April 7, 2020
Let's Cook No Waste Creamy Spinach Soup
This flavorful and healthy spinach soup can be made vegan and gluten-free, and it only has 5 ingredients. It’s easier than you think!
When COVID-19 started becoming a more serious threat, like many others, I went to Costco to stock up. My household eats a ton of lettuce regularly, so I figured we should buy two of those big packs of spinach, along with a package of romaine, two live butterheads and some spring mix. This was definitely overkill, even for us. After about two weeks, the second pack of spinach started to get a little slippery - the first signs of spoilage. I am not one to throw away food, so I made a soup!
Soups are great ways to use up any food that is right on the edge of being thrown out, and once they are made, you can freeze them for the future. Especially now, when going to the grocery store is a health risk and produce is limited, we should do our best to not throw anything away. Do you have potatoes that are growing eyes? Or limp carrots in the produce drawer? Cut the growths off, peel everything, toss it all in a pot with some stock and you’ve got a meal!
This spinach soup is so easy to make. You’ll need only a large soup pot, a ladle and a blender. This recipe can be adapted many ways, depending on what ingredients you have at home, or what your dietary choices/restrictions are. In the recipe below I’ve listed some alternative ingredients, but feel free to substitute!
The first thing you’ll need to do is chop your onion and mince your garlic. It doesn’t really matter how finely you chop, as you will be blending everything together at the end. Heat the oil or butter in your large pot over medium heat and add the onion & garlic. Sauté for approximately 10 minutes until golden brown, but not crisping.
Add your raw spinach leaves to the pot. You do not need to chop the leaves or remove the stems. The stems are packed with vitamin A, B6, C, Calcium, Iron and Magnesium, so you’ll definitely want to keep those! Add in the salt and pepper and stir until the leaves are well mixed. Cook, stirring regularly until the leaves are all wilted and have turned dark green.
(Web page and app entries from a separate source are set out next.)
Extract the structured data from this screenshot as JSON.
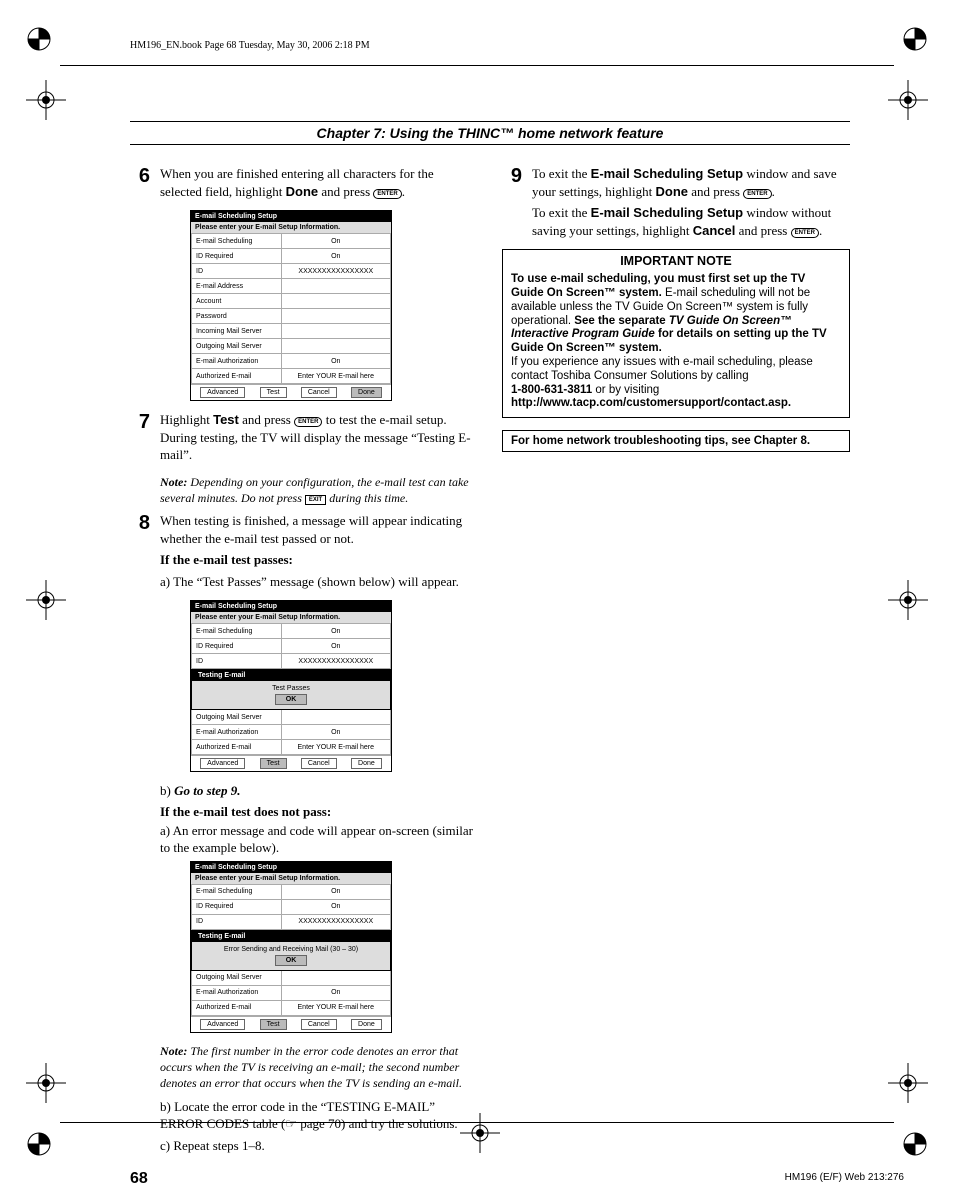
{
  "dochead": "HM196_EN.book  Page 68  Tuesday, May 30, 2006  2:18 PM",
  "chapter": "Chapter 7: Using the THINC™ home network feature",
  "enter_label": "ENTER",
  "exit_label": "EXIT",
  "left": {
    "s6a": "When you are finished entering all characters for the selected field, highlight ",
    "s6b": "Done",
    "s6c": " and press ",
    "s7a": "Highlight ",
    "s7b": "Test",
    "s7c": " and press ",
    "s7d": " to test the e-mail setup. During testing, the TV will display the message “Testing E-mail”.",
    "note1_lead": "Note:",
    "note1": " Depending on your configuration, the e-mail test can take several minutes. Do not press ",
    "note1_tail": " during this time.",
    "s8": "When testing is finished, a message will appear indicating whether the e-mail test passed or not.",
    "if_pass": "If the e-mail test passes:",
    "pass_a": "a) The “Test Passes” message (shown below) will appear.",
    "pass_b_lead": "b)",
    "pass_b": "Go to step 9.",
    "if_fail": "If the e-mail test does not pass:",
    "fail_a": "a) An error message and code will appear on-screen (similar to the example below).",
    "note2_lead": "Note:",
    "note2": " The first number in the error code denotes an error that occurs when the TV is receiving an e-mail; the second number denotes an error that occurs when the TV is sending an e-mail.",
    "fail_b": "b) Locate the error code in the “TESTING E-MAIL” ERROR CODES table (☞ page 70) and try the solutions.",
    "fail_c": "c) Repeat steps 1–8."
  },
  "right": {
    "s9a": "To exit the ",
    "s9b": "E-mail Scheduling Setup",
    "s9c": " window and save your settings, highlight ",
    "s9d": "Done",
    "s9e": " and press ",
    "s9f": "To exit the ",
    "s9g": "E-mail Scheduling Setup",
    "s9h": " window without saving your settings, highlight ",
    "s9i": "Cancel",
    "s9j": " and press ",
    "imp_head": "IMPORTANT NOTE",
    "imp1a": "To use e-mail scheduling, you must first set up the TV Guide On Screen™ system.",
    "imp1b": " E-mail scheduling will not be available unless the TV Guide On Screen™ system is fully operational. ",
    "imp1c": "See the separate ",
    "imp1d": "TV Guide On Screen™ Interactive Program Guide",
    "imp1e": " for details on setting up the TV Guide On Screen™ system.",
    "imp2": "If you experience any issues with e-mail scheduling, please contact Toshiba Consumer Solutions by calling",
    "imp3a": "1-800-631-3811",
    "imp3b": " or by visiting",
    "imp4": "http://www.tacp.com/customersupport/contact.asp.",
    "tips": "For home network troubleshooting tips, see Chapter 8."
  },
  "shot": {
    "title": "E-mail Scheduling Setup",
    "sub": "Please enter your E-mail Setup Information.",
    "rows": {
      "r0": "E-mail Scheduling",
      "v0": "On",
      "r1": "ID Required",
      "v1": "On",
      "r2": "ID",
      "v2": "XXXXXXXXXXXXXXXX",
      "r3": "E-mail Address",
      "v3": "",
      "r4": "Account",
      "v4": "",
      "r5": "Password",
      "v5": "",
      "r6": "Incoming Mail Server",
      "v6": "",
      "r7": "Outgoing Mail Server",
      "v7": "",
      "r8": "E-mail Authorization",
      "v8": "On",
      "r9": "Authorized E-mail",
      "v9": "Enter YOUR E-mail here"
    },
    "btns": {
      "adv": "Advanced",
      "test": "Test",
      "cancel": "Cancel",
      "done": "Done"
    },
    "testing_title": "Testing E-mail",
    "test_pass": "Test Passes",
    "test_err": "Error Sending and Receiving Mail (30 – 30)",
    "ok": "OK"
  },
  "pagenum": "68",
  "footer": "HM196 (E/F) Web 213:276"
}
You’ll now add in your stock two cups at a time, stirring as you add. Once all of your stock is added, give everything a good stir and put the lid on the pot. Bring the soup to a boil, then reduce heat and simmer for 15 minutes. Pro tip: heat your stock in a small saucepan while you are sautéing the onion and garlic. Adding hot stock to the spinach will decrease the time it takes to bring the soup to a boil, decreasing your overall cooking time. You can use whatever kind of stock you have on hand (I usually use a homemade chicken stock). Pro tip: For an easy vegetable stock, save your veggie ends in a bag in the freezer. When it gets full, empty the bag into 1 ½ quarts of water in a pot on the stove. Boil, then cover and simmer for one hour. Strain out the vegetables, saving all of the amazing liquid vegetable stock you just made. Put in jars for future use or feed to your houseplants as a special treat!
After the simmer, uncover and turn the heat off to let the soup cool. At this point, if you have a stick blender, you can pulse through the soup for about 30 seconds to break up the spinach. This step is not required, but will help with the transfer of the soup in the next step.
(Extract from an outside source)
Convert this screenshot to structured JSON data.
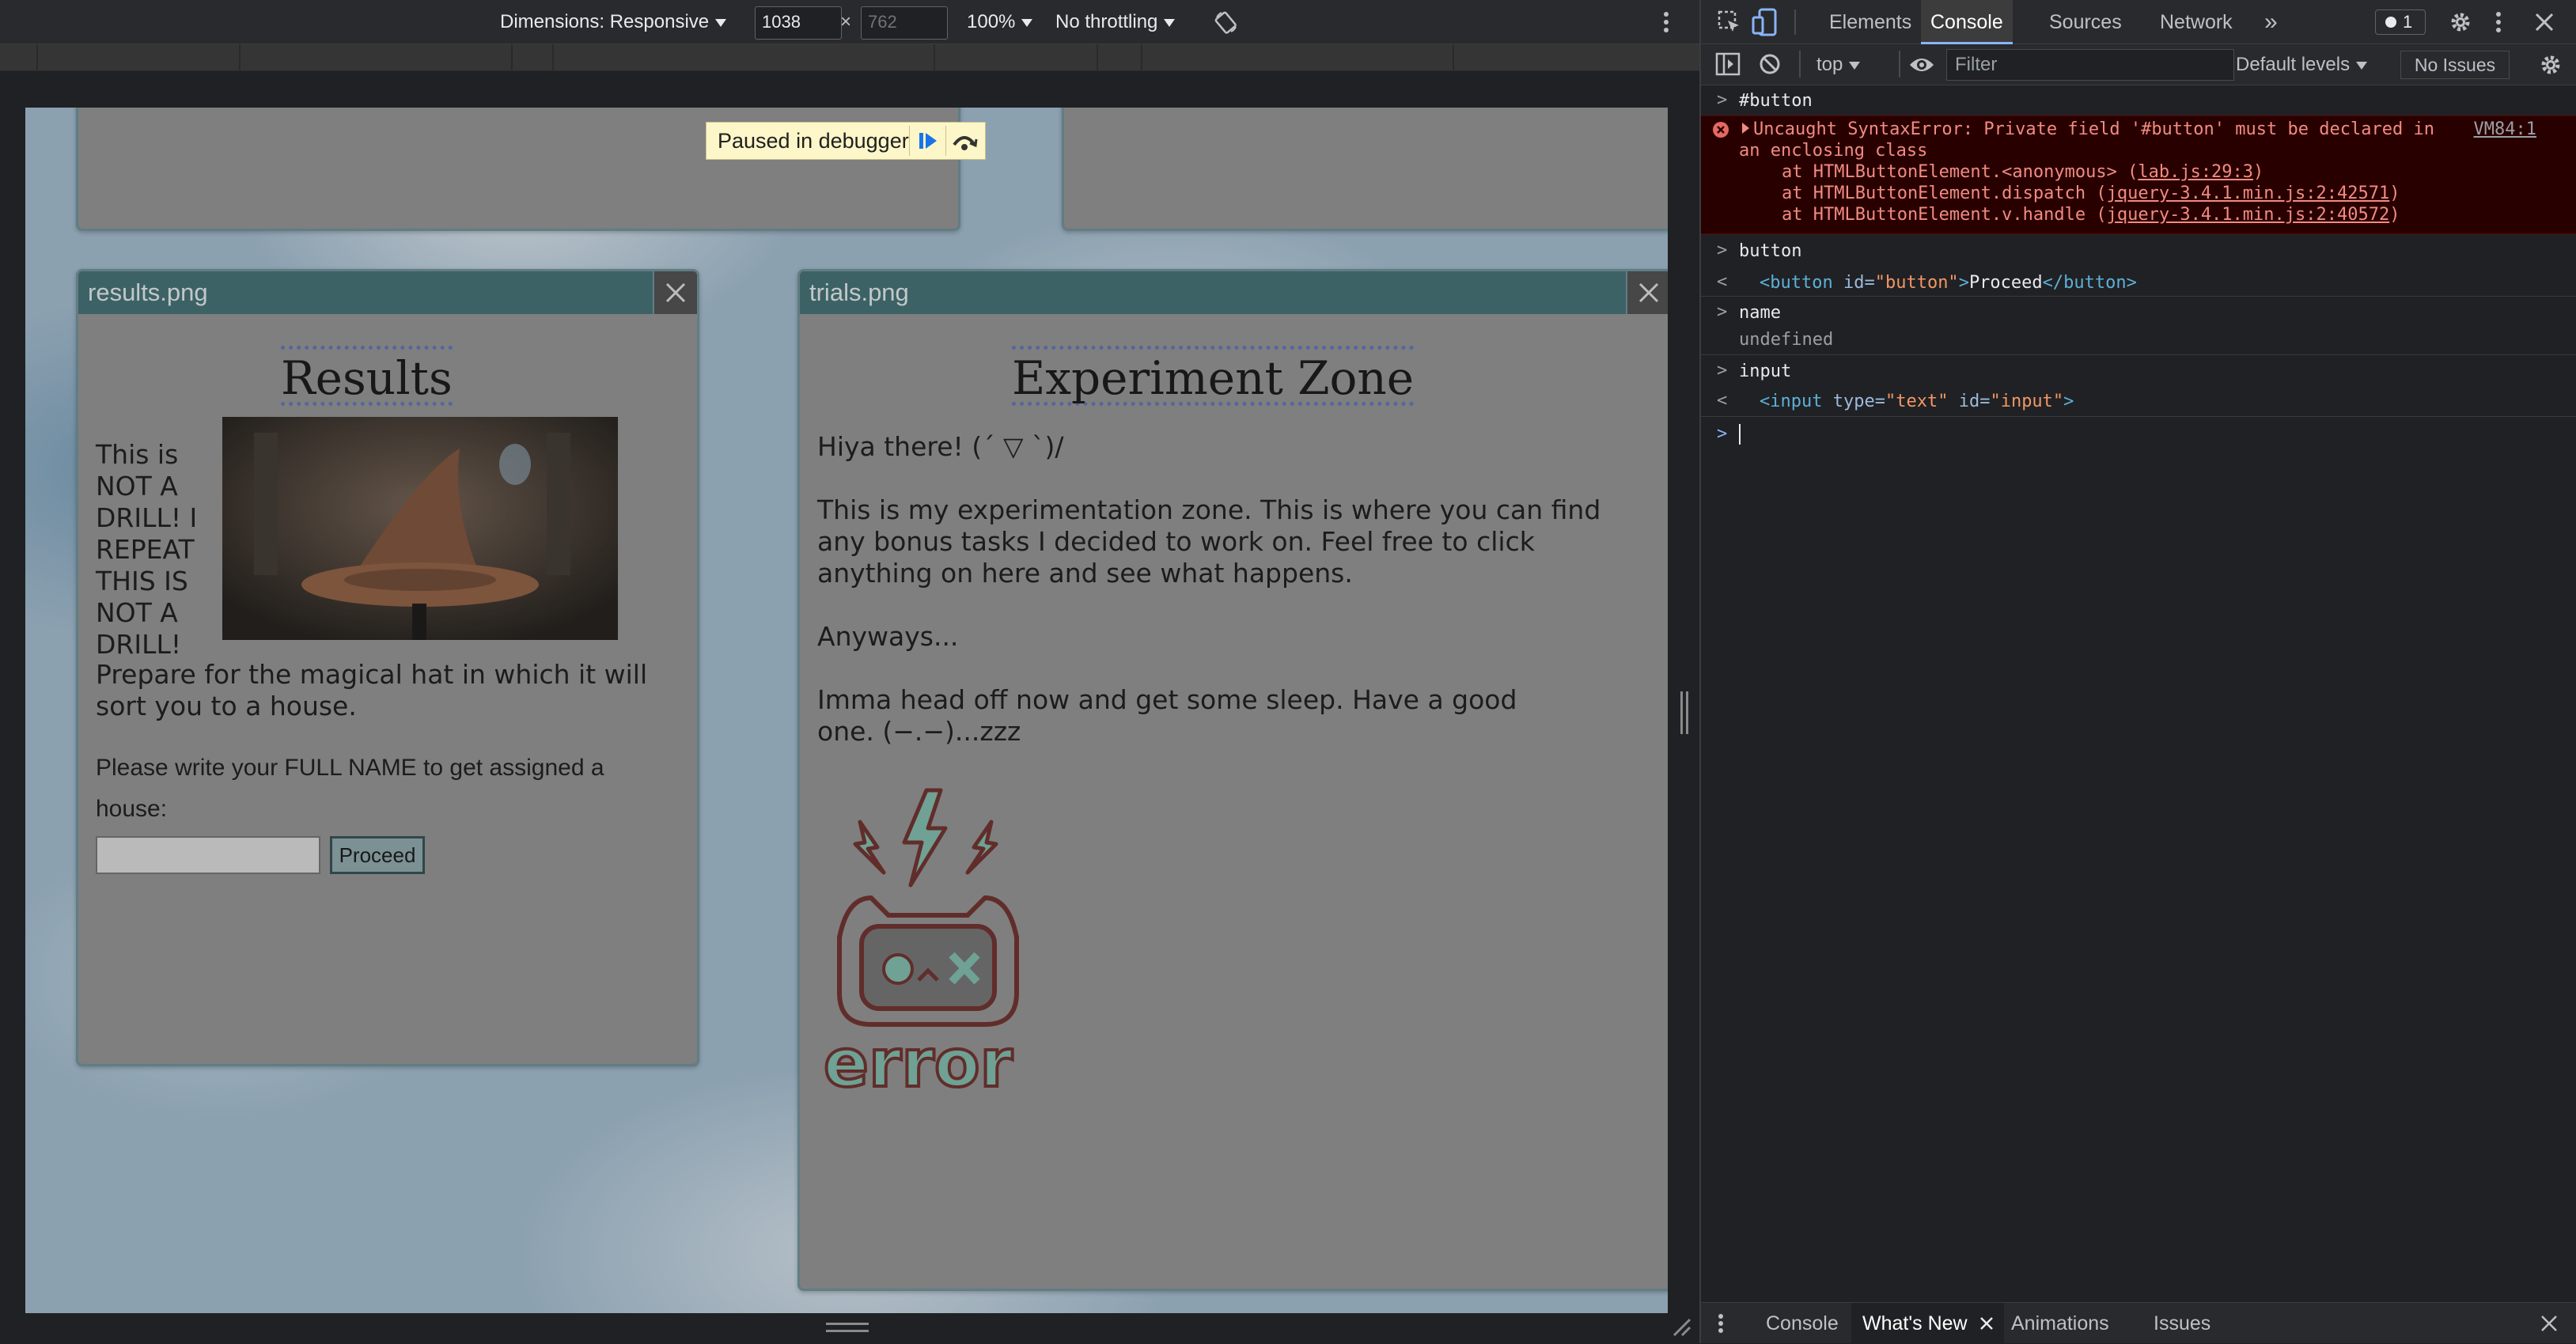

Once the soup has cooled a bit, transfer to a bowl with a pouring spout or other container with a lip. If you do not have something like that, any other bowl will do just fine. After transferring all of the soup, give your soup pot a quick rinse and scrub to remove any leftover spinach or onion debris.
Pour or ladle the soup into a clean blender, working with small batches at a time. Put a tea towel over the lid of the blender before you turn it on to protect your hands from splatter and heat.
Turn the blender on high for approximately 30-45 seconds. The soup mixture will appear frothy and bubbly. Once blended, pour the batch back into your clean soup pot.
Continue the blending and pouring process until all of the soup has been blended and is back in the pot. If you enjoy dairy, now is the time to add your parmesan rind!
Turn the heat on medium-low and warm the soup, stirring regularly for 10-15 minutes. Remove your parmesan rind (if added) and add salt and pepper to taste. If you’d like the soup to be thicker (as I do), you’ll now add cornstarch one tablespoon at a time, mixing thoroughly. Pro tip: Run your cornstarch through a flour sifter or fine sieve for easier mixing. Cornstarch will not react in cool liquid, so make sure your soup is hot before adding.
If you are adding cream to the soup, it is your final step. Pour in the cream and stir to combine thoroughly.
Ladle the soup into clean bowls and serve hot with crusty bread.